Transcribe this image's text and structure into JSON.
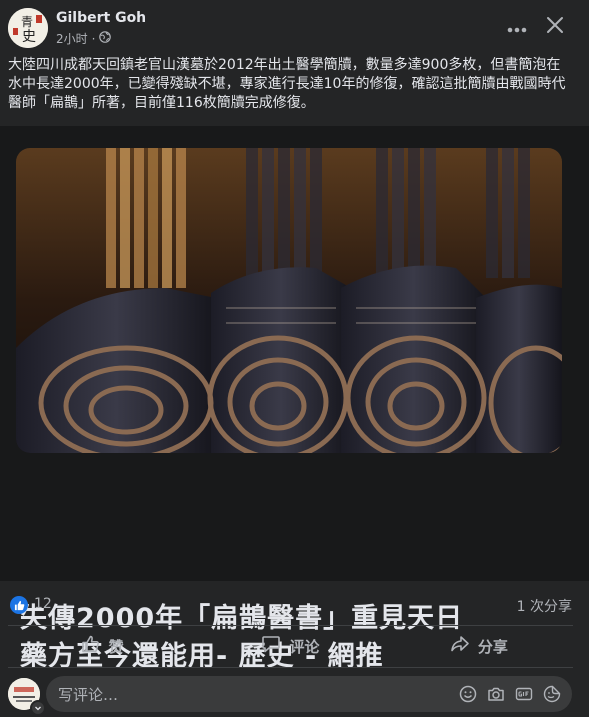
{
  "post": {
    "author": "Gilbert Goh",
    "time": "2小时",
    "separator": "·",
    "privacy_icon": "globe-icon",
    "text": "大陸四川成都天回鎮老官山漢墓於2012年出土醫學簡牘，數量多達900多枚，但書簡泡在水中長達2000年，已變得殘缺不堪，專家進行長達10年的修復，確認這批簡牘由戰國時代醫師「扁鵲」所著，目前僅116枚簡牘完成修復。"
  },
  "link_card": {
    "title_line1": "失傳2000年「扁鵲醫書」重見天日",
    "title_line2": "藥方至今還能用- 歷史 - 網推"
  },
  "stats": {
    "like_count": "12",
    "share_count": "1 次分享"
  },
  "actions": {
    "like_label": "赞",
    "comment_label": "评论",
    "share_label": "分享"
  },
  "comment": {
    "placeholder": "写评论…"
  },
  "colors": {
    "background": "#242526",
    "card_background": "#18191a",
    "like_blue": "#1b74e4",
    "text_primary": "#e4e6eb",
    "text_secondary": "#b0b3b8"
  }
}
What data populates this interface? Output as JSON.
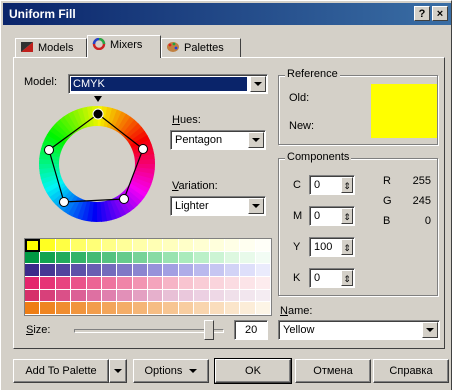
{
  "window": {
    "title": "Uniform Fill",
    "help_label": "?",
    "close_label": "×"
  },
  "tabs": [
    {
      "label": "Models"
    },
    {
      "label": "Mixers"
    },
    {
      "label": "Palettes"
    }
  ],
  "model": {
    "label": "Model:",
    "value": "CMYK"
  },
  "hues": {
    "label": "Hues:",
    "value": "Pentagon"
  },
  "variation": {
    "label": "Variation:",
    "value": "Lighter"
  },
  "reference": {
    "title": "Reference",
    "old_label": "Old:",
    "new_label": "New:",
    "new_color": "#ffff00"
  },
  "components": {
    "title": "Components",
    "c": {
      "label": "C",
      "value": "0"
    },
    "m": {
      "label": "M",
      "value": "0"
    },
    "y": {
      "label": "Y",
      "value": "100"
    },
    "k": {
      "label": "K",
      "value": "0"
    },
    "r": {
      "label": "R",
      "value": "255"
    },
    "g": {
      "label": "G",
      "value": "245"
    },
    "b": {
      "label": "B",
      "value": "0"
    }
  },
  "name": {
    "label": "Name:",
    "value": "Yellow"
  },
  "size": {
    "label": "Size:",
    "value": "20",
    "level": 0.9
  },
  "palette_rows": [
    [
      "#ffff00",
      "#ffff22",
      "#ffff44",
      "#ffff66",
      "#ffff77",
      "#ffff88",
      "#ffff99",
      "#ffffaa",
      "#ffffb4",
      "#ffffbe",
      "#ffffc8",
      "#ffffd2",
      "#ffffdc",
      "#ffffe6",
      "#fffff0",
      "#fffff8"
    ],
    [
      "#009944",
      "#11a350",
      "#22ab5c",
      "#33b368",
      "#44bb74",
      "#55c380",
      "#66cb8c",
      "#77d398",
      "#88dba4",
      "#99e3b0",
      "#aaebbc",
      "#bbf0c8",
      "#ccf4d4",
      "#ddf8e0",
      "#e8faea",
      "#f2fcf4"
    ],
    [
      "#3b2a8a",
      "#463794",
      "#52449e",
      "#5d51a8",
      "#695eb2",
      "#746bbc",
      "#8078c6",
      "#8b85d0",
      "#9792da",
      "#a29fe2",
      "#aeace8",
      "#bab9ee",
      "#c6c6f2",
      "#d2d3f6",
      "#dedffa",
      "#eaebfc"
    ],
    [
      "#e4246c",
      "#e63476",
      "#e84480",
      "#ea548a",
      "#ec6494",
      "#ee749e",
      "#f084a8",
      "#f294b2",
      "#f4a4bc",
      "#f6b4c6",
      "#f8c4d0",
      "#f9ccd6",
      "#fad4dc",
      "#fbdce2",
      "#fce4e8",
      "#fdecee"
    ],
    [
      "#ee7d14",
      "#ef8522",
      "#f08d30",
      "#f1953e",
      "#f29d4c",
      "#f3a55a",
      "#f4ad68",
      "#f5b576",
      "#f6bd84",
      "#f7c592",
      "#f8cda0",
      "#f9d5ae",
      "#faddbc",
      "#fbe5ca",
      "#fcedd8",
      "#fdf5e6"
    ]
  ],
  "buttons": {
    "add_to_palette": "Add To Palette",
    "options": "Options",
    "ok": "OK",
    "cancel": "Отмена",
    "help": "Справка"
  },
  "colors": {
    "title_bar": "#0a246a",
    "selection": "#0a246a",
    "face": "#d4d0c8"
  }
}
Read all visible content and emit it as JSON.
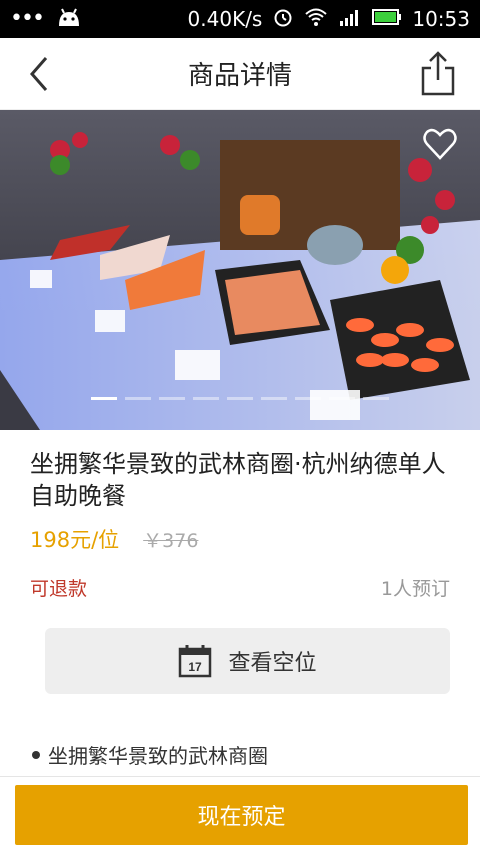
{
  "statusbar": {
    "net_speed": "0.40K/s",
    "time": "10:53"
  },
  "header": {
    "title": "商品详情"
  },
  "carousel": {
    "total": 9,
    "active_index": 0
  },
  "product": {
    "title": "坐拥繁华景致的武林商圈·杭州纳德单人自助晚餐",
    "price": "198元/位",
    "original_price": "￥376",
    "refund_label": "可退款",
    "booked_count": "1人预订",
    "check_button": "查看空位",
    "calendar_day": "17",
    "highlight": "坐拥繁华景致的武林商圈"
  },
  "footer": {
    "reserve_label": "现在预定"
  },
  "colors": {
    "accent": "#e6a100",
    "refund": "#c0392b"
  }
}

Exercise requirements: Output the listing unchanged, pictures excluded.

Written response:
Transcribe this image's text and structure into JSON.
{
  "post": {
    "author": "Gilbert Goh",
    "time": "2小时",
    "separator": "·",
    "privacy_icon": "globe-icon",
    "text": "大陸四川成都天回鎮老官山漢墓於2012年出土醫學簡牘，數量多達900多枚，但書簡泡在水中長達2000年，已變得殘缺不堪，專家進行長達10年的修復，確認這批簡牘由戰國時代醫師「扁鵲」所著，目前僅116枚簡牘完成修復。"
  },
  "link_card": {
    "title_line1": "失傳2000年「扁鵲醫書」重見天日",
    "title_line2": "藥方至今還能用- 歷史 - 網推"
  },
  "stats": {
    "like_count": "12",
    "share_count": "1 次分享"
  },
  "actions": {
    "like_label": "赞",
    "comment_label": "评论",
    "share_label": "分享"
  },
  "comment": {
    "placeholder": "写评论…"
  },
  "colors": {
    "background": "#242526",
    "card_background": "#18191a",
    "like_blue": "#1b74e4",
    "text_primary": "#e4e6eb",
    "text_secondary": "#b0b3b8"
  }
}
What data populates this interface? Output as JSON.
{
  "window": {
    "title": "Uniform Fill",
    "help_label": "?",
    "close_label": "×"
  },
  "tabs": [
    {
      "label": "Models"
    },
    {
      "label": "Mixers"
    },
    {
      "label": "Palettes"
    }
  ],
  "model": {
    "label": "Model:",
    "value": "CMYK"
  },
  "hues": {
    "label": "Hues:",
    "value": "Pentagon"
  },
  "variation": {
    "label": "Variation:",
    "value": "Lighter"
  },
  "reference": {
    "title": "Reference",
    "old_label": "Old:",
    "new_label": "New:",
    "new_color": "#ffff00"
  },
  "components": {
    "title": "Components",
    "c": {
      "label": "C",
      "value": "0"
    },
    "m": {
      "label": "M",
      "value": "0"
    },
    "y": {
      "label": "Y",
      "value": "100"
    },
    "k": {
      "label": "K",
      "value": "0"
    },
    "r": {
      "label": "R",
      "value": "255"
    },
    "g": {
      "label": "G",
      "value": "245"
    },
    "b": {
      "label": "B",
      "value": "0"
    }
  },
  "name": {
    "label": "Name:",
    "value": "Yellow"
  },
  "size": {
    "label": "Size:",
    "value": "20",
    "level": 0.9
  },
  "palette_rows": [
    [
      "#ffff00",
      "#ffff22",
      "#ffff44",
      "#ffff66",
      "#ffff77",
      "#ffff88",
      "#ffff99",
      "#ffffaa",
      "#ffffb4",
      "#ffffbe",
      "#ffffc8",
      "#ffffd2",
      "#ffffdc",
      "#ffffe6",
      "#fffff0",
      "#fffff8"
    ],
    [
      "#009944",
      "#11a350",
      "#22ab5c",
      "#33b368",
      "#44bb74",
      "#55c380",
      "#66cb8c",
      "#77d398",
      "#88dba4",
      "#99e3b0",
      "#aaebbc",
      "#bbf0c8",
      "#ccf4d4",
      "#ddf8e0",
      "#e8faea",
      "#f2fcf4"
    ],
    [
      "#3b2a8a",
      "#463794",
      "#52449e",
      "#5d51a8",
      "#695eb2",
      "#746bbc",
      "#8078c6",
      "#8b85d0",
      "#9792da",
      "#a29fe2",
      "#aeace8",
      "#bab9ee",
      "#c6c6f2",
      "#d2d3f6",
      "#dedffa",
      "#eaebfc"
    ],
    [
      "#e4246c",
      "#e63476",
      "#e84480",
      "#ea548a",
      "#ec6494",
      "#ee749e",
      "#f084a8",
      "#f294b2",
      "#f4a4bc",
      "#f6b4c6",
      "#f8c4d0",
      "#f9ccd6",
      "#fad4dc",
      "#fbdce2",
      "#fce4e8",
      "#fdecee"
    ],
    [
      "#ee7d14",
      "#ef8522",
      "#f08d30",
      "#f1953e",
      "#f29d4c",
      "#f3a55a",
      "#f4ad68",
      "#f5b576",
      "#f6bd84",
      "#f7c592",
      "#f8cda0",
      "#f9d5ae",
      "#faddbc",
      "#fbe5ca",
      "#fcedd8",
      "#fdf5e6"
    ]
  ],
  "buttons": {
    "add_to_palette": "Add To Palette",
    "options": "Options",
    "ok": "OK",
    "cancel": "Отмена",
    "help": "Справка"
  },
  "colors": {
    "title_bar": "#0a246a",
    "selection": "#0a246a",
    "face": "#d4d0c8"
  }
}
Read all visible content and emit it as JSON.
{
  "statusbar": {
    "net_speed": "0.40K/s",
    "time": "10:53"
  },
  "header": {
    "title": "商品详情"
  },
  "carousel": {
    "total": 9,
    "active_index": 0
  },
  "product": {
    "title": "坐拥繁华景致的武林商圈·杭州纳德单人自助晚餐",
    "price": "198元/位",
    "original_price": "￥376",
    "refund_label": "可退款",
    "booked_count": "1人预订",
    "check_button": "查看空位",
    "calendar_day": "17",
    "highlight": "坐拥繁华景致的武林商圈"
  },
  "footer": {
    "reserve_label": "现在预定"
  },
  "colors": {
    "accent": "#e6a100",
    "refund": "#c0392b"
  }
}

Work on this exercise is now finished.